**Work request:**
Look below for lines that hold the string "this" and copy each one.

Component data from apps and pages:
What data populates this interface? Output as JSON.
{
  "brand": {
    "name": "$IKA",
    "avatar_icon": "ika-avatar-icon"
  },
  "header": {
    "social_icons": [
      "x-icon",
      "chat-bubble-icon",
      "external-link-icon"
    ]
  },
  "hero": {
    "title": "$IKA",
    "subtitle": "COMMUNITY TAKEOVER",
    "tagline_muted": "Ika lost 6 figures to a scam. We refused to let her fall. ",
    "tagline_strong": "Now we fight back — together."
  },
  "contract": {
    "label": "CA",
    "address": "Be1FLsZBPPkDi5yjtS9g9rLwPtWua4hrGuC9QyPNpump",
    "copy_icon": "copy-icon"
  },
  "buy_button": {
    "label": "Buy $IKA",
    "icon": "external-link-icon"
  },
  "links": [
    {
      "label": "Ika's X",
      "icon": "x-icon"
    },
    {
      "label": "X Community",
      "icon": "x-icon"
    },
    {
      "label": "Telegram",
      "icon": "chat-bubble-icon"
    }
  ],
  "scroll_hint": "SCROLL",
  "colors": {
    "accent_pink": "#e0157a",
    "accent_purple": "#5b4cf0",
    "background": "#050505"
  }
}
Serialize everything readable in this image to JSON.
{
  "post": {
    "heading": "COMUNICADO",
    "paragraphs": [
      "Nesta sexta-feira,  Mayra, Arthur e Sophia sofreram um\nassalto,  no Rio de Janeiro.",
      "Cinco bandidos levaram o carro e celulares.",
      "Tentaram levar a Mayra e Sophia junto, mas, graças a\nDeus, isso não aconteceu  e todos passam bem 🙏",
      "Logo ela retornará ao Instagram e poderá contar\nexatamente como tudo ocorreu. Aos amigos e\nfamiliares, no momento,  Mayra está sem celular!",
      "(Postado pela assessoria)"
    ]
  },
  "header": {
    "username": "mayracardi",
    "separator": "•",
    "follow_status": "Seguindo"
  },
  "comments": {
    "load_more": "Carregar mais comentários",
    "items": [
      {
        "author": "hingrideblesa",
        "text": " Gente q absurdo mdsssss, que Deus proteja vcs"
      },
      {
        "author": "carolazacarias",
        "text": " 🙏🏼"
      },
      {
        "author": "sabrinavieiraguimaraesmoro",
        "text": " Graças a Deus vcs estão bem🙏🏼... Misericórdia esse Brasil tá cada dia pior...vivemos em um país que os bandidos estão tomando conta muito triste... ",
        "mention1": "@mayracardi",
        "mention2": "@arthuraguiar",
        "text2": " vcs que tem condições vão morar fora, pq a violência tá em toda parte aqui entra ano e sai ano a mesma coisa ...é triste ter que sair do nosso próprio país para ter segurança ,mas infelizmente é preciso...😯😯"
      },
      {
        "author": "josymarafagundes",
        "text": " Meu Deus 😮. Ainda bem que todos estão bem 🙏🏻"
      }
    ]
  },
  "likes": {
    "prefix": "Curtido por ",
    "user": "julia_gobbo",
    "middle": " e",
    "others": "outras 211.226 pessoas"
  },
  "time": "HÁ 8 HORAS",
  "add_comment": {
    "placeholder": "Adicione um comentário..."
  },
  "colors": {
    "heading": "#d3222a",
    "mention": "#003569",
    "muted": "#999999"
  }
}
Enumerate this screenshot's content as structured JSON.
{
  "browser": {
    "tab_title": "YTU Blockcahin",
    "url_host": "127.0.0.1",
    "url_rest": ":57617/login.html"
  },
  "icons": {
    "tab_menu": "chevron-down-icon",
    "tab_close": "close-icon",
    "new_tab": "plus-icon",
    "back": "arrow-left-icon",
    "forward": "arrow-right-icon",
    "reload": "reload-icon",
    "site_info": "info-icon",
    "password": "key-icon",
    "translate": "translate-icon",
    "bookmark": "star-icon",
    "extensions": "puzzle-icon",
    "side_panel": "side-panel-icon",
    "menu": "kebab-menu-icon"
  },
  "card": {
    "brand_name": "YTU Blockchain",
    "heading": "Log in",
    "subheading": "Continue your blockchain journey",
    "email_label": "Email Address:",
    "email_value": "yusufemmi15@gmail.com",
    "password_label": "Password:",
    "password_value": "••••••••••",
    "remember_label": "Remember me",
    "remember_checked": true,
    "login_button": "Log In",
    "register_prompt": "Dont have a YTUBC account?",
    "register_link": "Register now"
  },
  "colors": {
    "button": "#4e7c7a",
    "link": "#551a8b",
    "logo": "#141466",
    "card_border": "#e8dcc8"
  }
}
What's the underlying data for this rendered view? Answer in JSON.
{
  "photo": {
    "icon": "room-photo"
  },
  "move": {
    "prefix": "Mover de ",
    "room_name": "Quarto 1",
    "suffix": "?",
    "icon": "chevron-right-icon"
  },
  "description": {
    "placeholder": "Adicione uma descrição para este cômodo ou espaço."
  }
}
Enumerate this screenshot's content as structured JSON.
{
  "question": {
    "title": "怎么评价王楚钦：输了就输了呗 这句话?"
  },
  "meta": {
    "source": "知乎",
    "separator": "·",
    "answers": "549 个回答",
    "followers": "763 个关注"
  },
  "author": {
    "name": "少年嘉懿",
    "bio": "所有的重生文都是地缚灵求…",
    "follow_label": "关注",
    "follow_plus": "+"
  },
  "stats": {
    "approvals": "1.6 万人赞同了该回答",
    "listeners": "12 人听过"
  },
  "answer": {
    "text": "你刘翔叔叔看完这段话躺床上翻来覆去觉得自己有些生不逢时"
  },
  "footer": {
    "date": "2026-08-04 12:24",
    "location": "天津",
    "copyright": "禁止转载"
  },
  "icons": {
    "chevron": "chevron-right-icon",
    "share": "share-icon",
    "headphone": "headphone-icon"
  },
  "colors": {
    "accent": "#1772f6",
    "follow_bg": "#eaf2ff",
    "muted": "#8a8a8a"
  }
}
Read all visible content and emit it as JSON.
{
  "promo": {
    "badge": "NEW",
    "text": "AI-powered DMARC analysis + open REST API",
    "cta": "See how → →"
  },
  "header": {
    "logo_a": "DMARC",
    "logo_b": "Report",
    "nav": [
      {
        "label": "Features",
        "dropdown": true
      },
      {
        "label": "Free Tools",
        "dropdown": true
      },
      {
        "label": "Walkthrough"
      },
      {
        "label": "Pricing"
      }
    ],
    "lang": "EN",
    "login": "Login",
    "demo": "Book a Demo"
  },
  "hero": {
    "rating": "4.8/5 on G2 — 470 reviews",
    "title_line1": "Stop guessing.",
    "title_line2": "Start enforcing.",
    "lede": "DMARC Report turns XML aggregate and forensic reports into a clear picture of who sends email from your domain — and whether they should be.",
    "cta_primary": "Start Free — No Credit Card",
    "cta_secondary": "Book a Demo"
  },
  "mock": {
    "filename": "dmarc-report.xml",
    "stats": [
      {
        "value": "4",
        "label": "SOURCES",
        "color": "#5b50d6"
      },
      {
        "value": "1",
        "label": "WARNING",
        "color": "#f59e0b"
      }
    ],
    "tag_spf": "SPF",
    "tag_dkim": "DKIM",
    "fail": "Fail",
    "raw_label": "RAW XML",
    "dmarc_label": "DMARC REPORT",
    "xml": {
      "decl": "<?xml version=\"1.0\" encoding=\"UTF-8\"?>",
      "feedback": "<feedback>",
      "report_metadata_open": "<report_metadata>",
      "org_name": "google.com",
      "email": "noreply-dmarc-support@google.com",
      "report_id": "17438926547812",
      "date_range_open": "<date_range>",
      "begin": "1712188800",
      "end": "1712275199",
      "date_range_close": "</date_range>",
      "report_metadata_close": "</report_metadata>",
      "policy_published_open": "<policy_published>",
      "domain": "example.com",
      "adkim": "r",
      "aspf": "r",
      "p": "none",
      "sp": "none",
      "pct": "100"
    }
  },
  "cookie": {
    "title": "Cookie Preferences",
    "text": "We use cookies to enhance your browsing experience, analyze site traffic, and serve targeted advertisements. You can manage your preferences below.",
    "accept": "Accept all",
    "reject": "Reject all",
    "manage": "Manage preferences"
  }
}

**Result:**
What data populates this interface? Output as JSON.
Serialize everything readable in this image to JSON.
Enumerate this screenshot's content as structured JSON.
What's the underlying data for this rendered view? Answer in JSON.
Enumerate this screenshot's content as structured JSON.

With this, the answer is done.